> What is needed:
The answer consists of one number: how many lines of the data below include the string "name".

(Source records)
----------

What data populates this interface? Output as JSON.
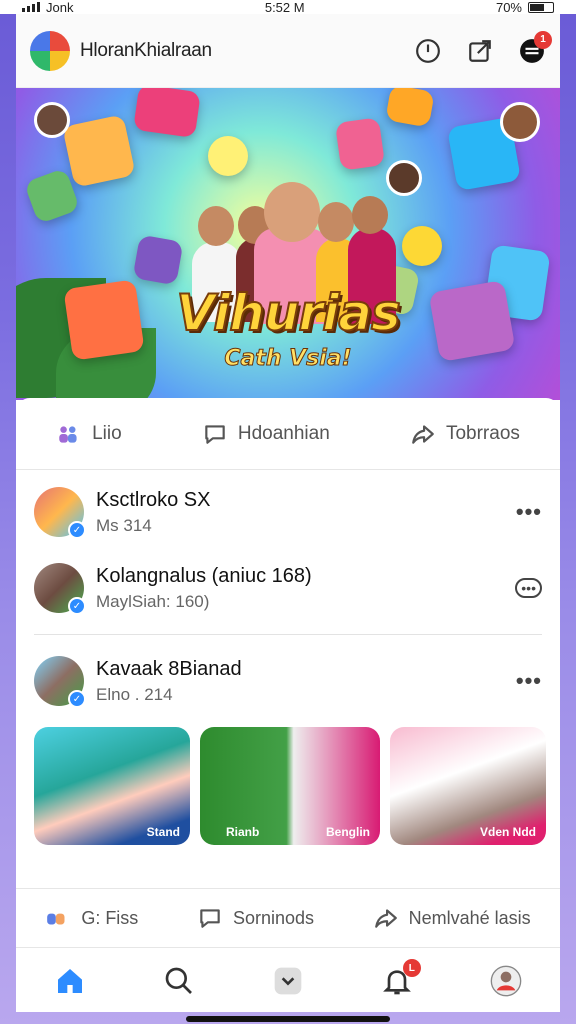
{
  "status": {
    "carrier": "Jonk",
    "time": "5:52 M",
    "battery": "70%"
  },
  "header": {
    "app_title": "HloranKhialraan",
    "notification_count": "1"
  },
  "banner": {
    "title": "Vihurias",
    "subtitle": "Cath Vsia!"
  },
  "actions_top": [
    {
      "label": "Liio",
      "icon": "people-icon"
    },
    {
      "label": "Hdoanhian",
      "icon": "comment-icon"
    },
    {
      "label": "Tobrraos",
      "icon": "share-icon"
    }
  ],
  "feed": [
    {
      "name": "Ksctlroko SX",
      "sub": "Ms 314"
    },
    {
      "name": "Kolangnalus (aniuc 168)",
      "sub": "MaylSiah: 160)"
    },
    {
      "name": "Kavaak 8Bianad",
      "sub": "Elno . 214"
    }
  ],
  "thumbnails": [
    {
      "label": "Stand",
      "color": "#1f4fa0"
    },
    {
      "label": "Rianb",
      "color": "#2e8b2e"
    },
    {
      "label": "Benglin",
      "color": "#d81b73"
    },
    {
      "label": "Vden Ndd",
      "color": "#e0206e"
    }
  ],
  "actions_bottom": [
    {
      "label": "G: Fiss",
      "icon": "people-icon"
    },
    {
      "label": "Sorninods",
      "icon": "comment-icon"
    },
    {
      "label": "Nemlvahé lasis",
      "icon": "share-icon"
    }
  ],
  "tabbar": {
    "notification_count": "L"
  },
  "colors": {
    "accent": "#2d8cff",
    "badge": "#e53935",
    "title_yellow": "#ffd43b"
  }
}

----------

> Exercise answer:
3